Task objective:
Where does the word "kind" appear in the entries below? Copy each line that holds it.

Record excerpts:
^^^^^^^^^^^^^^^^

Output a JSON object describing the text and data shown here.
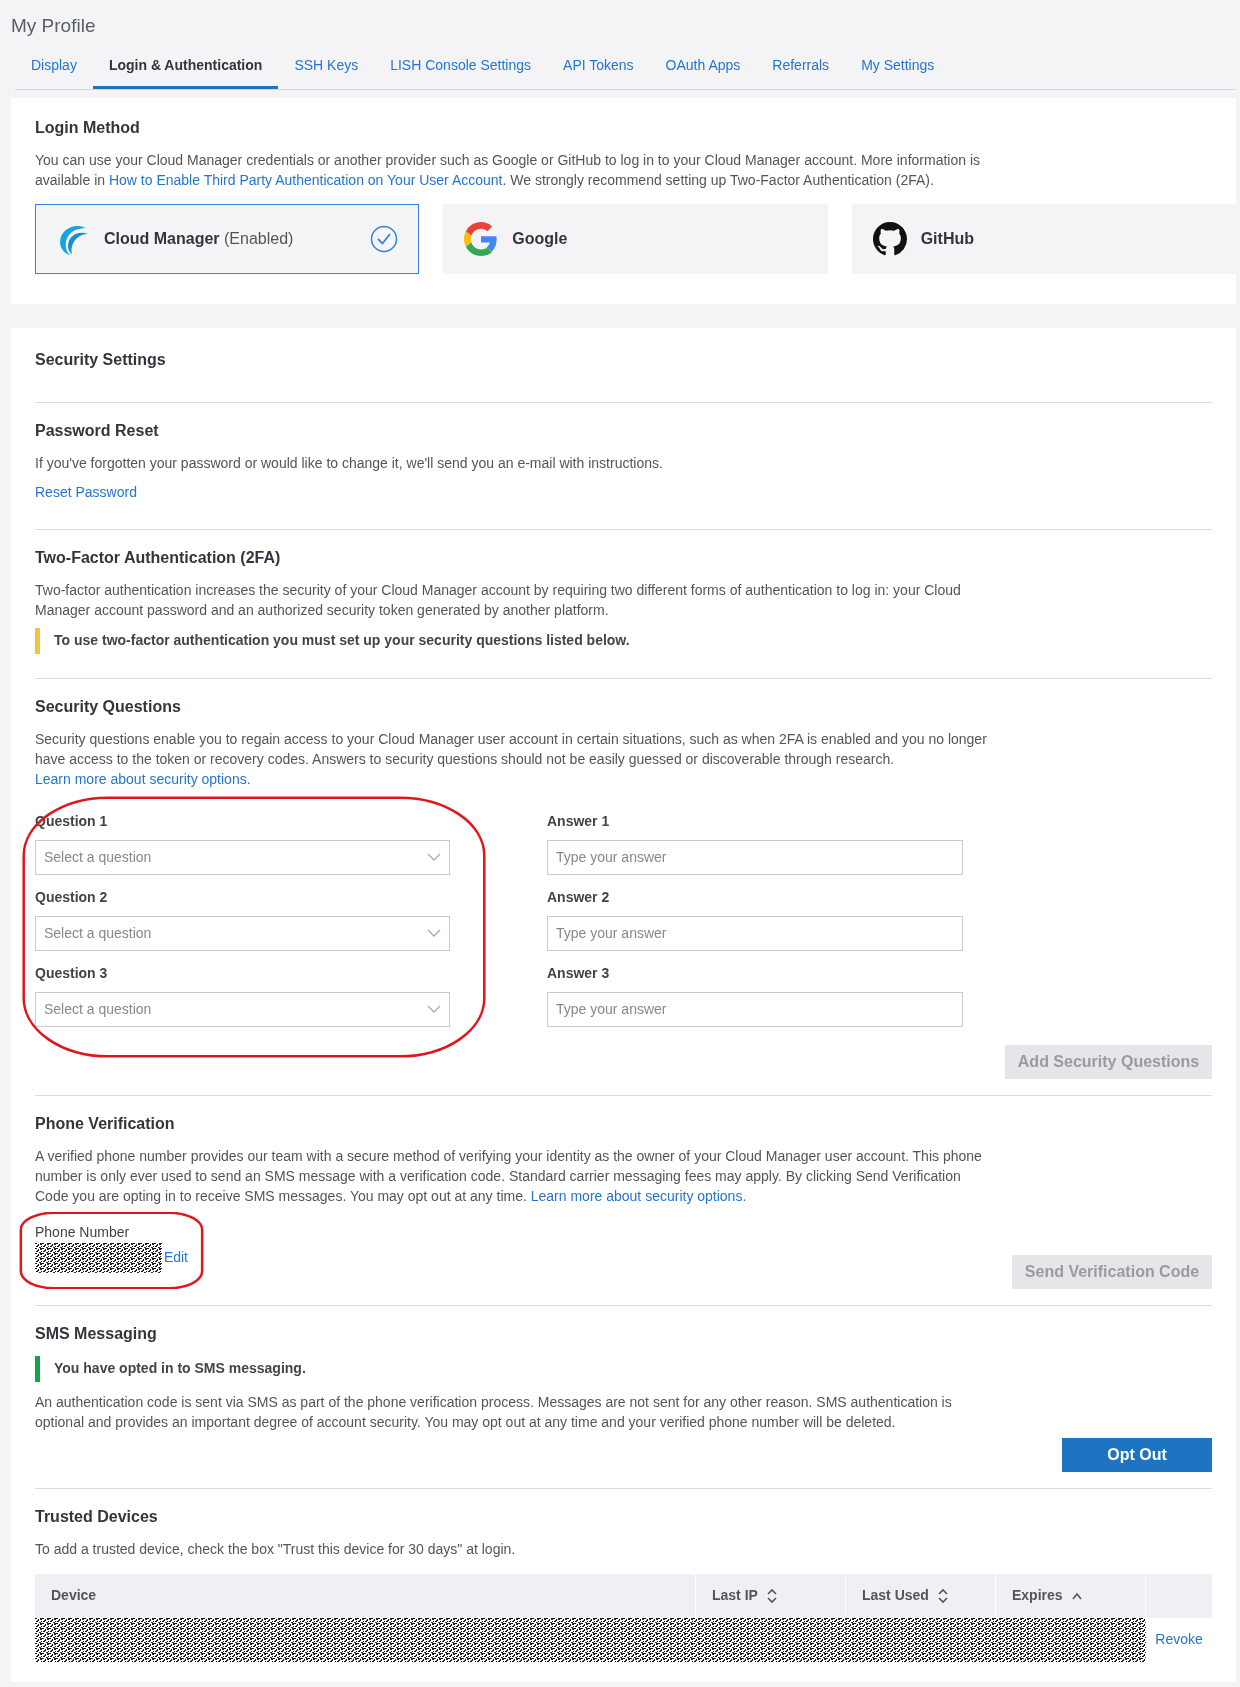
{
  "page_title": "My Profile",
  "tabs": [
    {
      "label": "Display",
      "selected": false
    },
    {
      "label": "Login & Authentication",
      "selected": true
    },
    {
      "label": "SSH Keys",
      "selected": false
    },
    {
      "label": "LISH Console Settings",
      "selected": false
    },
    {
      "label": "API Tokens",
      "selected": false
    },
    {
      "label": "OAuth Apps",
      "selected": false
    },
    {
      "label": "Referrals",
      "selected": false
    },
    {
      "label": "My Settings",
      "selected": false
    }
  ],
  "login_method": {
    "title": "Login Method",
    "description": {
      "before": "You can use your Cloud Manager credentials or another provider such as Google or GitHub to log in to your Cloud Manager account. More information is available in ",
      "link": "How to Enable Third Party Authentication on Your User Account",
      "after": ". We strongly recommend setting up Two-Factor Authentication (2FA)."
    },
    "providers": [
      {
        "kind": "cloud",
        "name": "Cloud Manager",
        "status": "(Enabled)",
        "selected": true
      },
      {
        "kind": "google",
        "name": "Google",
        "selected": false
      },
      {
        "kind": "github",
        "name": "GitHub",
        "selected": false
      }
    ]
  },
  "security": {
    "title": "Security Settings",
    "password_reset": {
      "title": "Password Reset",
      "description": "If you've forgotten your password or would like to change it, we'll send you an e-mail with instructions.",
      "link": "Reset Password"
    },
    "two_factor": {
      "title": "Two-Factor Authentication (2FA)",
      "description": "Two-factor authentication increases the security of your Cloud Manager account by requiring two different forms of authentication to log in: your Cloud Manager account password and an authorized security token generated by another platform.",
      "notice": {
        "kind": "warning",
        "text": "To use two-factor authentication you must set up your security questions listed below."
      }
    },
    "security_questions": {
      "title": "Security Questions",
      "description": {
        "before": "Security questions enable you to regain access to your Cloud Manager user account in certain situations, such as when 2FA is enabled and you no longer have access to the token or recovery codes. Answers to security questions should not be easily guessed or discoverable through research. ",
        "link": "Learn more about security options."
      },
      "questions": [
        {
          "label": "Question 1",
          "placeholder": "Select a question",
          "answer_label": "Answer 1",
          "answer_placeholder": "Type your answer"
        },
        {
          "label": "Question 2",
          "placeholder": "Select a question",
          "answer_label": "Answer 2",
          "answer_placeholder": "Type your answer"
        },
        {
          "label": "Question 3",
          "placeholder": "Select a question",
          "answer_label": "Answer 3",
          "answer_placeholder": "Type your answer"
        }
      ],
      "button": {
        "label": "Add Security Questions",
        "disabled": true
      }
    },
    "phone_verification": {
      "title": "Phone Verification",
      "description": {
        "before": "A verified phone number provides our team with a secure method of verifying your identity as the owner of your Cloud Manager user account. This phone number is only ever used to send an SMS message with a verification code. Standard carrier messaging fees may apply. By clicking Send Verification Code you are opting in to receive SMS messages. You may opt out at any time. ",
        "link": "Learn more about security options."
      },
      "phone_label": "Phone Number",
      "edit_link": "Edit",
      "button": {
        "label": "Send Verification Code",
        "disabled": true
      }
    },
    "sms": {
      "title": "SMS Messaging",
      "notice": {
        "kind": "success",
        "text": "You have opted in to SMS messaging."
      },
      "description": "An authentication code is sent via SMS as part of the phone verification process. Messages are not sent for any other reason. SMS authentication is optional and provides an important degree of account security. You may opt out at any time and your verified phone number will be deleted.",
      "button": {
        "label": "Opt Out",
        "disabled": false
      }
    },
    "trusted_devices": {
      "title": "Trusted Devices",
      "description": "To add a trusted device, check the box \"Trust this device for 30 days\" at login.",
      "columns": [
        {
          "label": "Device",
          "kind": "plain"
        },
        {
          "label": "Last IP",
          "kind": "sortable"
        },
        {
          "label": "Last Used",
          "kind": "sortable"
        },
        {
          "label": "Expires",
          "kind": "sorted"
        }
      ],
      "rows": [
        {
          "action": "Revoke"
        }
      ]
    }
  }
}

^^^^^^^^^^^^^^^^

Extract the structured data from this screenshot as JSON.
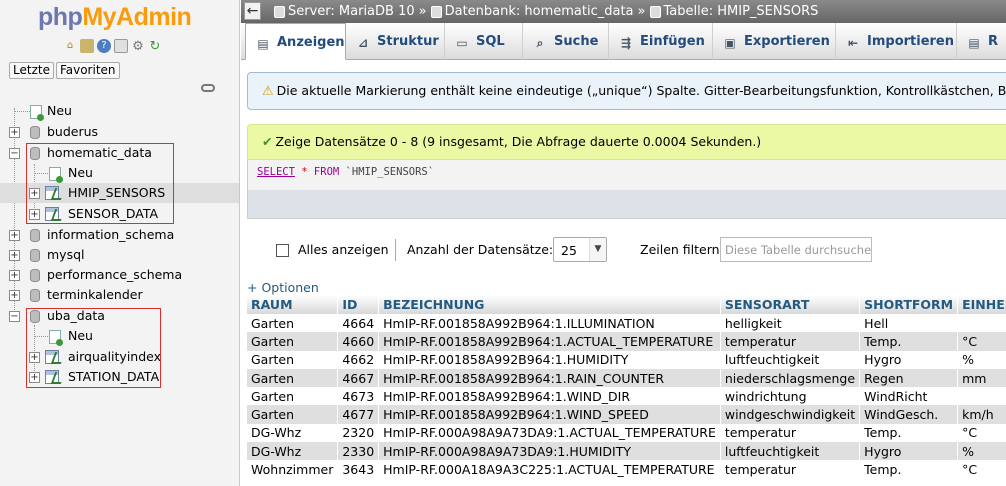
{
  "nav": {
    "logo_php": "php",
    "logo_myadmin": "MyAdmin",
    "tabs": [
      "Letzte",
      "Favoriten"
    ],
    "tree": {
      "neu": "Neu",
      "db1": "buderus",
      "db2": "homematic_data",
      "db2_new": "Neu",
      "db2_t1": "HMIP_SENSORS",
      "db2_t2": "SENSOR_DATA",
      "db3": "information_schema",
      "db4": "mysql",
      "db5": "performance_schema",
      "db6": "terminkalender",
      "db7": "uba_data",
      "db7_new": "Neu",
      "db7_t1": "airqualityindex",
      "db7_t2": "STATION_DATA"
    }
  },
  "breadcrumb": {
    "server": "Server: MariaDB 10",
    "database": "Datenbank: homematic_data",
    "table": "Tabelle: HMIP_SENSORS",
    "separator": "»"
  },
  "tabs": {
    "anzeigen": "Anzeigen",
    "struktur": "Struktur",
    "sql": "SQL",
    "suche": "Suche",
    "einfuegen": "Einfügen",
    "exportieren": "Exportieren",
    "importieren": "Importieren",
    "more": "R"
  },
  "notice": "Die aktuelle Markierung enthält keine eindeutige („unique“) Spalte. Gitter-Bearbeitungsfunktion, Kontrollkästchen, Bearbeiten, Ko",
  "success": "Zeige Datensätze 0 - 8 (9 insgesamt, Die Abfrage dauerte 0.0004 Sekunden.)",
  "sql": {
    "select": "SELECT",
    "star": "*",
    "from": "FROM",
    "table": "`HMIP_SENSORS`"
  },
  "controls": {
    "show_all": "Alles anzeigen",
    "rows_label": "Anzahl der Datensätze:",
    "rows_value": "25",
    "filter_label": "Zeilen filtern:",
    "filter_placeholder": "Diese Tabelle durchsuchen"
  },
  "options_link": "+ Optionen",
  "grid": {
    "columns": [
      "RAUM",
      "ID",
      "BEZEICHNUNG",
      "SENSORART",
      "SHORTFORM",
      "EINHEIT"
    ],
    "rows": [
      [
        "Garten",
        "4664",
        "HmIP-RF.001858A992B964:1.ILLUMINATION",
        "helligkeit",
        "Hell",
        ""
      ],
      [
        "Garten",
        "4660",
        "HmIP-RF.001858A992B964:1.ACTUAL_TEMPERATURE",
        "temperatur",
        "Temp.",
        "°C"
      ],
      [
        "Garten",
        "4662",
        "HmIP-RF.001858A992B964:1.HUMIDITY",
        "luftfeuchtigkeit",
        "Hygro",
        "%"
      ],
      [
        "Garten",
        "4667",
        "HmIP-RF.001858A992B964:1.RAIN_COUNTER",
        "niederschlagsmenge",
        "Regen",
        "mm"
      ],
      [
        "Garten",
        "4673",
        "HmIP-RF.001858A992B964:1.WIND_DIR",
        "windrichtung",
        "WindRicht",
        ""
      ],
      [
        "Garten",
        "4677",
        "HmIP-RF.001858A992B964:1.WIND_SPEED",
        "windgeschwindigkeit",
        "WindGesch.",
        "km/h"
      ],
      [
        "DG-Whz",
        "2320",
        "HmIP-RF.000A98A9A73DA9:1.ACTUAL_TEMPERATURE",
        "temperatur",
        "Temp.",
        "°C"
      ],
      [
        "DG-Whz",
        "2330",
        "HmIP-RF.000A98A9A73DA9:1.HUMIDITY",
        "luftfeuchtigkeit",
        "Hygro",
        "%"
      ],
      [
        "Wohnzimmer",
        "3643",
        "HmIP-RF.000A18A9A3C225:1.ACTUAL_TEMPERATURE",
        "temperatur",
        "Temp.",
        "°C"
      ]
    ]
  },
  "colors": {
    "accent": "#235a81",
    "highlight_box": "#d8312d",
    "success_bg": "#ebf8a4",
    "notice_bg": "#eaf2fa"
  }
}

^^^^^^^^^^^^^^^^

Response to this task:
        "kind": "cloud",
        "kind": "google",
        "kind": "github",
        "kind": "warning",
        "kind": "success",
          "kind": "plain"
          "kind": "sortable"
          "kind": "sortable"
          "kind": "sorted"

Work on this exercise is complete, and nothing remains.